Caring for Your Dog in His Senior Years: TLC, Exercise and the Right Diet
According to Pet Health Network, a dog’s senior years begin anywhere from age 8 to 15, depending on breed. Whenever old age sets in, it’s hard to see the dog you raised from a puppy struggling to move around, feeling sick, and suffering from the physical effects of old age. You can’t turn back the clock, but you can keep your friend as healthy and comfortable as possible, surrounded by the love and care of his family.
Well-Nourished, Properly Fed
Your pet’s nutritional needs are as important as ever during his senior years, as is the need to avoid obesity — a major health threat to older dogs. An overweight dog tends to have a shorter life span; is at greater risk for cancer, diabetes, and other diseases; and is more susceptible to orthopedic problems. So, it’s important to pay careful attention to your veterinarian’s dietary recommendations and avoid overfeeding your elderly pet.
Rover may have lost that spring in his step, but he still needs exercise on a regular basis. Physical activity, in whatever form suits your pet, will help him keep the pounds off and work his heart and circulatory system. A daily walk around the neighborhood is an effective way for both of you to get exercise. However, ensure it’s within your dog’s physical capabilities, and consult your veterinarian about concerns for his mobility. A vet can prescribe an anti-inflammatory for arthritis or other problems that keep your furry friend from getting exercise.
Brush Those Teeth

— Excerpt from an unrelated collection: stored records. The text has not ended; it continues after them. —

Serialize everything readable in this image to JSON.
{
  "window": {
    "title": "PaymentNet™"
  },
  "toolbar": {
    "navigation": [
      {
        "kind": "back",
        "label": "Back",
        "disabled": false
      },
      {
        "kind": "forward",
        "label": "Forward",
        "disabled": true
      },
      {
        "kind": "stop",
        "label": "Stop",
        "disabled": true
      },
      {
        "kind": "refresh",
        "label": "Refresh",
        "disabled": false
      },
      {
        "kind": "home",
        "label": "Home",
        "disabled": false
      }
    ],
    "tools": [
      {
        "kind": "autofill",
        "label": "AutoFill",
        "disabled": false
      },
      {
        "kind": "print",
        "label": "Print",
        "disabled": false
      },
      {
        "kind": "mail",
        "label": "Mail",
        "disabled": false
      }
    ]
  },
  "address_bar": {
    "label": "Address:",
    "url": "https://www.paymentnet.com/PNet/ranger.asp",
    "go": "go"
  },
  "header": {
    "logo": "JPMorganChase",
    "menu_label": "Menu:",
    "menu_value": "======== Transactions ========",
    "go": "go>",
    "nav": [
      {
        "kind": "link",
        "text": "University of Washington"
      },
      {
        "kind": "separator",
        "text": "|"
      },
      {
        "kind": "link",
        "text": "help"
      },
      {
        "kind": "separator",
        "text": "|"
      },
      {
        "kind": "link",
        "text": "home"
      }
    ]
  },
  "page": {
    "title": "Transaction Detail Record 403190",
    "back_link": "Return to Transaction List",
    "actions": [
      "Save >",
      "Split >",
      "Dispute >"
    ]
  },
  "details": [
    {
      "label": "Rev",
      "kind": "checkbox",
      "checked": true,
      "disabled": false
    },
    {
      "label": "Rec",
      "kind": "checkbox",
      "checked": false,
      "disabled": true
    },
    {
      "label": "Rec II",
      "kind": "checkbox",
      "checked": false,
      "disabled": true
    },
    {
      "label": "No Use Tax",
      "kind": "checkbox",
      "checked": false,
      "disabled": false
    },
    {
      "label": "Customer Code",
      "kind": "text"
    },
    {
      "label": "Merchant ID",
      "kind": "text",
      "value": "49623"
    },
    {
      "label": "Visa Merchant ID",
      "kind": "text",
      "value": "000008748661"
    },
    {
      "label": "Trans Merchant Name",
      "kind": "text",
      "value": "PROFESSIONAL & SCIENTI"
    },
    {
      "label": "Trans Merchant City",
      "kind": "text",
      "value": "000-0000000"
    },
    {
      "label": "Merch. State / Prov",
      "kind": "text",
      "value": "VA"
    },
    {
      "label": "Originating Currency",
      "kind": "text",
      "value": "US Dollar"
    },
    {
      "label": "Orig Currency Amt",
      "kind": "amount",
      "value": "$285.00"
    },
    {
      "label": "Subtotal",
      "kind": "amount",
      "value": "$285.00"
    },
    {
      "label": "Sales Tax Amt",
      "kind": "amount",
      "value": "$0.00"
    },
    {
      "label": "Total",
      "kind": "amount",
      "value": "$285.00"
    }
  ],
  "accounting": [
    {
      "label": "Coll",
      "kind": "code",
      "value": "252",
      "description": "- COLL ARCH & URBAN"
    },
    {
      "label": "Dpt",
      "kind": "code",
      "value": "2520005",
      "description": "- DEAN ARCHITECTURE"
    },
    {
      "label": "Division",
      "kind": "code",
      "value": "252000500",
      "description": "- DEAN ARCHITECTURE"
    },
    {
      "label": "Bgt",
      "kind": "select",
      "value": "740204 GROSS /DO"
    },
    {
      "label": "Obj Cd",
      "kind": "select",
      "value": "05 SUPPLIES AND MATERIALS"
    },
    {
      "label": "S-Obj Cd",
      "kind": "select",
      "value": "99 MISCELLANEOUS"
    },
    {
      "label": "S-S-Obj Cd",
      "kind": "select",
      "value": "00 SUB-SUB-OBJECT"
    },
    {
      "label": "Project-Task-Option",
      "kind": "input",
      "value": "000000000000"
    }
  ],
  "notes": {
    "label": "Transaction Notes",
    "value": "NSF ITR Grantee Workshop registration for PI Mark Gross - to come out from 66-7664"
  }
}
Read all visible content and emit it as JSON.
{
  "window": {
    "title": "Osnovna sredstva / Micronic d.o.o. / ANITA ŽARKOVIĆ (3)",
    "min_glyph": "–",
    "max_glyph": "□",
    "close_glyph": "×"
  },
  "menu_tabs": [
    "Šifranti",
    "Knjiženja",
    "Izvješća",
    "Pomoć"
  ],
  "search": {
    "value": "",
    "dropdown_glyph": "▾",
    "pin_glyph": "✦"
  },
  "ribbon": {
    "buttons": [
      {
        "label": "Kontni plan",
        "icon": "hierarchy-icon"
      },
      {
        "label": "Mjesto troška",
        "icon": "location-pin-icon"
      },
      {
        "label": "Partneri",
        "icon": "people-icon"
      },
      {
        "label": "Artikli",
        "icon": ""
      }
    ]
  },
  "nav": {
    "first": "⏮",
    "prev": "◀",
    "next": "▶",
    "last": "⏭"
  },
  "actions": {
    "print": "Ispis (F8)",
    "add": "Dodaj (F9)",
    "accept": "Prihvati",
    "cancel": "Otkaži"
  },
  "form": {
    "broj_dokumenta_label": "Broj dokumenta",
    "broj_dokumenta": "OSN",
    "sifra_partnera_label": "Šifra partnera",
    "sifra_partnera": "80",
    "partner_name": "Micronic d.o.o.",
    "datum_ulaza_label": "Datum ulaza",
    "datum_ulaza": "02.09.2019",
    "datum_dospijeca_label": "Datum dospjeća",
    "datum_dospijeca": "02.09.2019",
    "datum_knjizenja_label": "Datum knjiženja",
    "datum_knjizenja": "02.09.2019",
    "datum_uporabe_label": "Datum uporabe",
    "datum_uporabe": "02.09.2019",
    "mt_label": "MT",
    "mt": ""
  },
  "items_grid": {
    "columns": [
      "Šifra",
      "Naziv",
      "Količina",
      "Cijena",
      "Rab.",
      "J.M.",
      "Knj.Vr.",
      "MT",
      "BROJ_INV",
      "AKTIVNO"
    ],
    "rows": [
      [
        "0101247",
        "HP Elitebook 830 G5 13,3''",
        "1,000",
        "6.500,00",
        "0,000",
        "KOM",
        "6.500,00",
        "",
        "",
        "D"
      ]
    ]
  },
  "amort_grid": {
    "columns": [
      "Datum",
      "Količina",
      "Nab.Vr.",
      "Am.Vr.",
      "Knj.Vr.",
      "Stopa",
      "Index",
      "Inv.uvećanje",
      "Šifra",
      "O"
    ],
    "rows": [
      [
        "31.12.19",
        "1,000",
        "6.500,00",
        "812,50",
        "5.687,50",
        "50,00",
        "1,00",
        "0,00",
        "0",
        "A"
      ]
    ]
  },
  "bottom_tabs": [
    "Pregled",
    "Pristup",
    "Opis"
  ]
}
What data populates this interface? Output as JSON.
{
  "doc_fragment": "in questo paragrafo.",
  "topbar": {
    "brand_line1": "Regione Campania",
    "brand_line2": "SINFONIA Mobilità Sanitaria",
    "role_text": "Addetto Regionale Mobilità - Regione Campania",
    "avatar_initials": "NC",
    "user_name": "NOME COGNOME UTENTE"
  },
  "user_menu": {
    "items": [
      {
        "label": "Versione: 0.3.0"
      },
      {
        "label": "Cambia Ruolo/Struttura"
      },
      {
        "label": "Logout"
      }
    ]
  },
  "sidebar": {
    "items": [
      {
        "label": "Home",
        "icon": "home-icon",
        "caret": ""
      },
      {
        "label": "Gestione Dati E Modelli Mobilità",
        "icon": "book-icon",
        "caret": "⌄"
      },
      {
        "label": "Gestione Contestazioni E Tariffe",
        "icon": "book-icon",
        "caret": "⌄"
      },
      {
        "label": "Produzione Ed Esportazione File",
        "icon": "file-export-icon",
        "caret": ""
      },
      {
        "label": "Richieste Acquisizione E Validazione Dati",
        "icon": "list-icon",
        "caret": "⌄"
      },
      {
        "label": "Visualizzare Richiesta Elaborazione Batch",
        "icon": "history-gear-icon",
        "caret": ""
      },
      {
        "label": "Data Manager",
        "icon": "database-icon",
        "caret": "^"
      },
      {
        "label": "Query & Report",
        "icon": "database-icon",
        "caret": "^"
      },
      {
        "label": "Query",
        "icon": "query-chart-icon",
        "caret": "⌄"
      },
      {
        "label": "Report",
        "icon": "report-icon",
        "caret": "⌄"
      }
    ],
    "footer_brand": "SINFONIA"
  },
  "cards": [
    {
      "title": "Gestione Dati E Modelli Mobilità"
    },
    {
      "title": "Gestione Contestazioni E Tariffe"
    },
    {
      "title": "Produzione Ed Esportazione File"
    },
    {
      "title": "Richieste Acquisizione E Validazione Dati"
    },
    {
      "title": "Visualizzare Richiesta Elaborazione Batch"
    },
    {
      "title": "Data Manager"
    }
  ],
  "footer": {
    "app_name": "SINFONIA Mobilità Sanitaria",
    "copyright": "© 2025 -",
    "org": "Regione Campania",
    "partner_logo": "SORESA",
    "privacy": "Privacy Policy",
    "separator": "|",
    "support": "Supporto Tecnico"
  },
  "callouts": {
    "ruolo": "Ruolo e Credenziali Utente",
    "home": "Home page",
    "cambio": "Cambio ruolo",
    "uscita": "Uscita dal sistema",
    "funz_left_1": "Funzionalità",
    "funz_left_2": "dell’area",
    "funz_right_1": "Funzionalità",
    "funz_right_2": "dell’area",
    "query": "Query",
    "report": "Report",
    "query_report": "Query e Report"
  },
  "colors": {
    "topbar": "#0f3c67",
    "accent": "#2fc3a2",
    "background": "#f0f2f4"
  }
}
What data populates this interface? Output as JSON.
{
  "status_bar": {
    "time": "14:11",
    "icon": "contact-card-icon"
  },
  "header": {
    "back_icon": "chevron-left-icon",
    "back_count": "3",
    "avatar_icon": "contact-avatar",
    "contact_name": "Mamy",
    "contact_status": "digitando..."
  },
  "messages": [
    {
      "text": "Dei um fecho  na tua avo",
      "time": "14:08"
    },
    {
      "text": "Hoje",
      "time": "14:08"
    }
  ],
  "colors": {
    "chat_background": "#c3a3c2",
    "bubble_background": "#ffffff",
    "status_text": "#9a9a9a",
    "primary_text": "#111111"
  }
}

Oral health is especially important for dogs as they age. Healthy teeth and gums fight off bacteria that can spread throughout the body. Regular brushing, professional cleanings, and special foods can help keep plaque and tartar under control and prevent damage to the heart and other organs. As they age, dogs suffering from periodontal disease can lose teeth, which can become a painful situation that may have serious long-term health ramifications.
Changes in an older dog’s activity level and lifestyle may alter the need for some vaccinations. However, it’s important to stay on top of vaccines that prevent parasitic diseases caused by ticks, fleas, and heartworms, which can be especially dangerous to an older dog. Talk to your veterinarian about all necessary vaccines and when they should be given.
You want your pet to do more than just survive, and you’ll do whatever you can to help him thrive. For an older dog, thriving means feeling good enough to remain active. Consider giving your pet CBD oil, a cannabinoid that’s proven effective at helping older pets overcome everything from joint pain and inflammation to anxiety. You’ll want to find the right kind of CBD for your pet, so check out this buyers guide, which features this year’s top 10 CBD oils. Consult with your veterinarian before administering CBD oil to a dog.
Long, matted hair and overgrown nails need regular attention if your dog is in his senior years. Long hair mixed with drool and urine can lead to skin problems (older dogs tend to have thinner, more irritable skin), which may cause considerable pain, so have your pet groomed regularly. A well-groomed dog tends to have fewer skin infections because brushing removes dirt, spreads natural oils, and keeps the skin free of irritants (check for fleas and ticks when brushing).
Dogs thrive on companionship. Their need for attention and care doesn’t diminish when they grow old. If anything, your TLC is even more important, especially if your pet’s hearing or eyesight is in poor shape. If that’s the case, small things like touch or the sound of your voice can be a great comfort and important to his emotional well-being. By taking the steps listed above, you can ensure that your senior pet has many more incredible years ahead!